> [THE PROBLEM] With the pictures set aside, reproduce each entry precisely as it reads.

> [AVAILABLE RECORDS]
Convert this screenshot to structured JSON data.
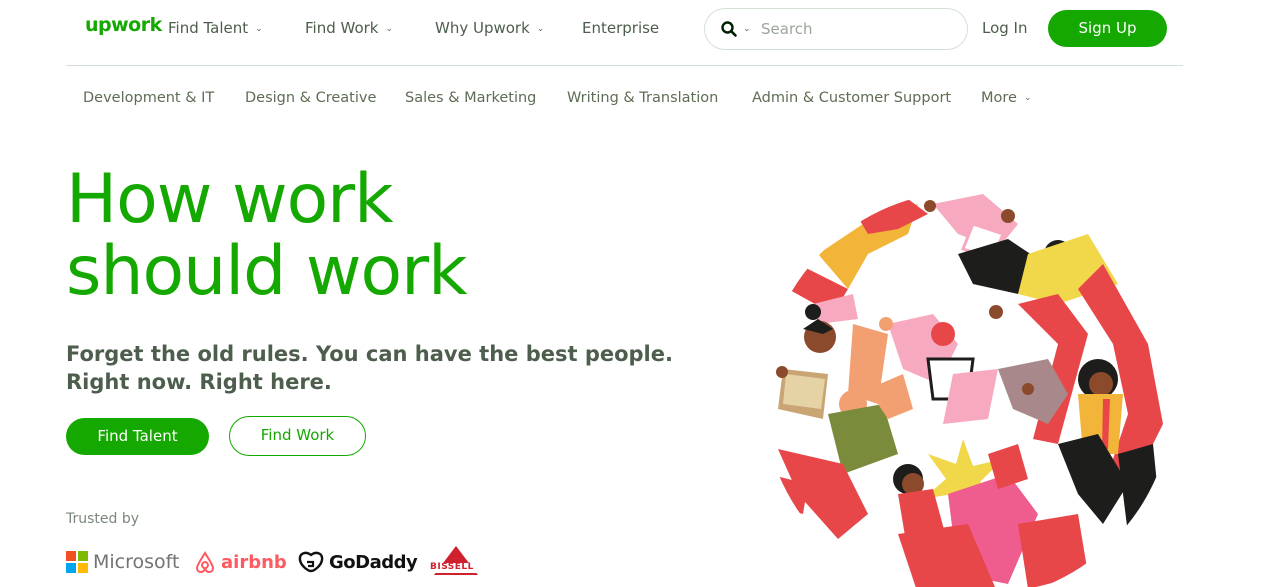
{
  "header": {
    "logo": "upwork",
    "nav": [
      {
        "label": "Find Talent",
        "has_dropdown": true
      },
      {
        "label": "Find Work",
        "has_dropdown": true
      },
      {
        "label": "Why Upwork",
        "has_dropdown": true
      },
      {
        "label": "Enterprise",
        "has_dropdown": false
      }
    ],
    "search": {
      "placeholder": "Search",
      "icon": "search-icon"
    },
    "login": "Log In",
    "signup": "Sign Up"
  },
  "categories": [
    "Development & IT",
    "Design & Creative",
    "Sales & Marketing",
    "Writing & Translation",
    "Admin & Customer Support",
    "More"
  ],
  "hero": {
    "title_line1": "How work",
    "title_line2": "should work",
    "subtitle_line1": "Forget the old rules. You can have the best people.",
    "subtitle_line2": "Right now. Right here.",
    "primary_button": "Find Talent",
    "secondary_button": "Find Work"
  },
  "trusted": {
    "label": "Trusted by",
    "brands": [
      "Microsoft",
      "airbnb",
      "GoDaddy",
      "BISSELL"
    ]
  },
  "colors": {
    "brand_green": "#14a800",
    "text_gray": "#4d5e4d",
    "border": "#d5e0d5"
  }
}
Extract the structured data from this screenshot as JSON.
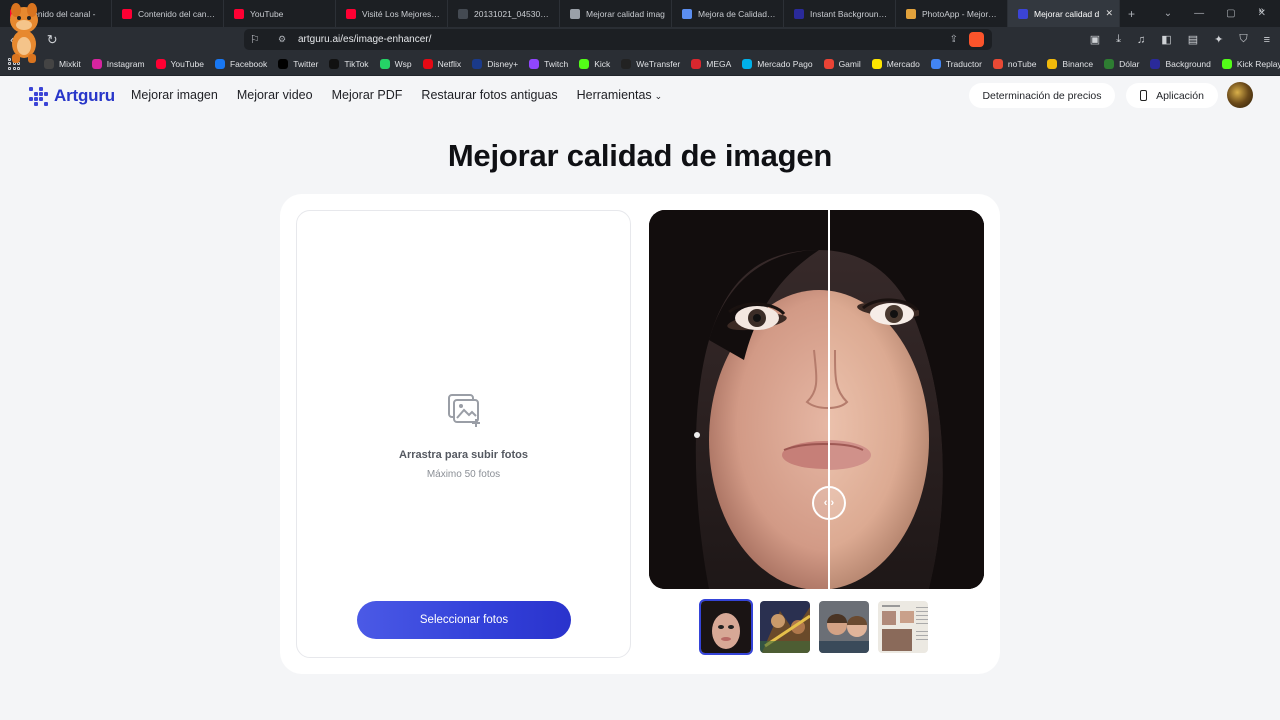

> [OUTPUT OF THE EXERCISE]
Convert this screenshot to structured JSON data.
{
  "header": {
    "logo": "upwork",
    "nav": [
      {
        "label": "Find Talent",
        "has_dropdown": true
      },
      {
        "label": "Find Work",
        "has_dropdown": true
      },
      {
        "label": "Why Upwork",
        "has_dropdown": true
      },
      {
        "label": "Enterprise",
        "has_dropdown": false
      }
    ],
    "search": {
      "placeholder": "Search",
      "icon": "search-icon"
    },
    "login": "Log In",
    "signup": "Sign Up"
  },
  "categories": [
    "Development & IT",
    "Design & Creative",
    "Sales & Marketing",
    "Writing & Translation",
    "Admin & Customer Support",
    "More"
  ],
  "hero": {
    "title_line1": "How work",
    "title_line2": "should work",
    "subtitle_line1": "Forget the old rules. You can have the best people.",
    "subtitle_line2": "Right now. Right here.",
    "primary_button": "Find Talent",
    "secondary_button": "Find Work"
  },
  "trusted": {
    "label": "Trusted by",
    "brands": [
      "Microsoft",
      "airbnb",
      "GoDaddy",
      "BISSELL"
    ]
  },
  "colors": {
    "brand_green": "#14a800",
    "text_gray": "#4d5e4d",
    "border": "#d5e0d5"
  }
}
Extract the structured data from this screenshot as JSON.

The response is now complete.